Justin Raimondo’s LRC article today offers a very precise critique of the first episode of the Showtime documentary series, Oliver Stone's Untold History of the United States. Stone is attempting to present a left-progressive analysis of US history from before WWII to the present. I have viewed the first three episodes and last night purchased the hardcover companion volume to the series.
Raimondo's cogent analysis lays bare the blatant pro-Soviet, pro-New Deal interventionist bias at the heart of this venture in historical myth-making. The visuals in this first episode were re-cycled from Frank Capra’s WWII agitprop series, Why We Fight, while the narrative script penned as if by the Kremlin's dynamic duo of Albert Kahn and Michael Sayers, authors of the best-seller, The Great Conspiracy: The Secret War Against Soviet Russia, with rhetorical flourishes provided by screenwriter Dalton Trumbo and secret CPUSA member, investigative journalist George Seldes.

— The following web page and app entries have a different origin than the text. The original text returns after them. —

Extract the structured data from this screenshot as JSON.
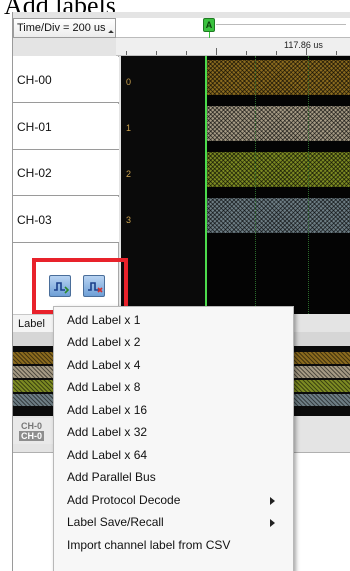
{
  "page_title": "Add labels",
  "time_div": "Time/Div = 200 us",
  "ruler_time": "117.86 us",
  "marker_label": "A",
  "channels": [
    {
      "name": "CH-00",
      "index": "0",
      "color": "#8a6a1e"
    },
    {
      "name": "CH-01",
      "index": "1",
      "color": "#a59a84"
    },
    {
      "name": "CH-02",
      "index": "2",
      "color": "#7c8a22"
    },
    {
      "name": "CH-03",
      "index": "3",
      "color": "#6d7d84"
    }
  ],
  "cursor_color": "#4cdb4c",
  "highlight_color": "#e8222b",
  "label_bar_text": "Label",
  "channel_tab": {
    "top": "CH-0",
    "bottom": "CH-0"
  },
  "context_menu": {
    "items": [
      {
        "label": "Add Label x 1",
        "submenu": false
      },
      {
        "label": "Add Label x 2",
        "submenu": false
      },
      {
        "label": "Add Label x 4",
        "submenu": false
      },
      {
        "label": "Add Label x 8",
        "submenu": false
      },
      {
        "label": "Add Label x 16",
        "submenu": false
      },
      {
        "label": "Add Label x 32",
        "submenu": false
      },
      {
        "label": "Add Label x 64",
        "submenu": false
      },
      {
        "label": "Add Parallel Bus",
        "submenu": false
      },
      {
        "label": "Add Protocol Decode",
        "submenu": true
      },
      {
        "label": "Label Save/Recall",
        "submenu": true
      },
      {
        "label": "Import channel label from CSV",
        "submenu": false
      }
    ]
  }
}
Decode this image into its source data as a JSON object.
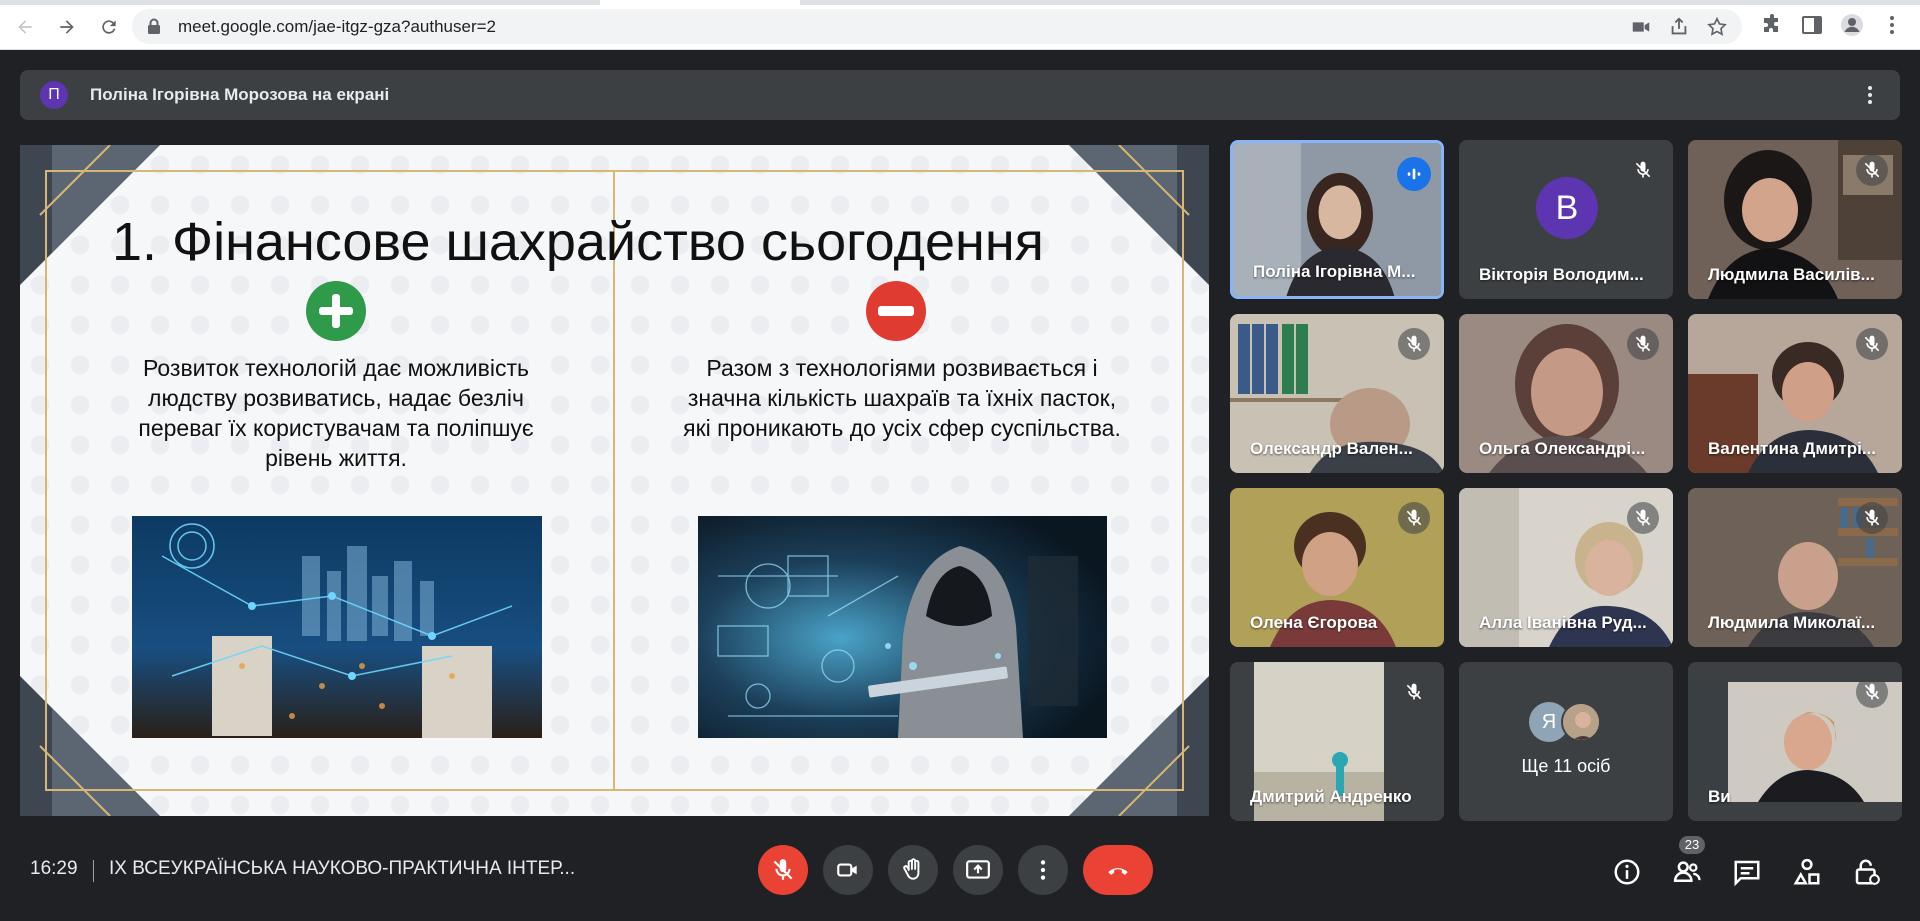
{
  "browser": {
    "url": "meet.google.com/jae-itgz-gza?authuser=2"
  },
  "banner": {
    "avatar_initial": "П",
    "text": "Поліна Ігорівна Морозова на екрані"
  },
  "slide": {
    "title": "1. Фінансове шахрайство сьогодення",
    "left_text": "Розвиток технологій дає можливість людству розвиватись, надає безліч переваг їх користувачам та поліпшує рівень життя.",
    "right_text": "Разом з технологіями розвивається і значна кількість шахраїв та їхніх пасток, які проникають до усіх сфер суспільства.",
    "left_sign_icon": "plus-circle-icon",
    "right_sign_icon": "minus-circle-icon"
  },
  "participants": [
    {
      "name": "Поліна Ігорівна М...",
      "state": "speaking"
    },
    {
      "name": "Вікторія Володим...",
      "state": "muted",
      "avatar_initial": "В"
    },
    {
      "name": "Людмила Василів...",
      "state": "muted"
    },
    {
      "name": "Олександр Вален...",
      "state": "muted"
    },
    {
      "name": "Ольга Олександрі...",
      "state": "muted"
    },
    {
      "name": "Валентина Дмитрі...",
      "state": "muted"
    },
    {
      "name": "Олена Єгорова",
      "state": "muted"
    },
    {
      "name": "Алла Іванівна Руд...",
      "state": "muted"
    },
    {
      "name": "Людмила Миколаї...",
      "state": "muted"
    },
    {
      "name": "Дмитрий Андренко",
      "state": "muted"
    },
    {
      "name": "Ще 11 осіб",
      "state": "overflow",
      "avatar_initial": "Я"
    },
    {
      "name": "Ви",
      "state": "muted"
    }
  ],
  "bottom_bar": {
    "time": "16:29",
    "meeting_title": "IX ВСЕУКРАЇНСЬКА НАУКОВО-ПРАКТИЧНА ІНТЕР...",
    "participant_count": "23",
    "colors": {
      "end_call": "#ea4335",
      "mic_off": "#ea4335",
      "bar": "#202124"
    }
  }
}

Two minor points in Raimondo’s critique: Stone does discuss the WWII imprisonment of Japanese-Americans in concentration camps in episode 3, as well as the background development and use of the atomic bombs against Japan.
According to Stone, FDR's greatest flaw in WWII was ditching Henry A. Wallace as his vice president in 1944 in favor of the Pendergrast machine hack Harry S. Truman, who was favored by the party bosses. Wallace later ran against Truman in 1948 as presidential candidate of the Progressive Party, a clandestine pro-Soviet vehicle substituting for the CPUSA. In episodes 2 and 3, Wallace is portrayed as one of America's unsung heroes (explicitly as Mr. Smith Goes to Washington), Truman as a dark and malevolent villain responsible for mass murder of Japanese non-combatants and instigating the Cold War.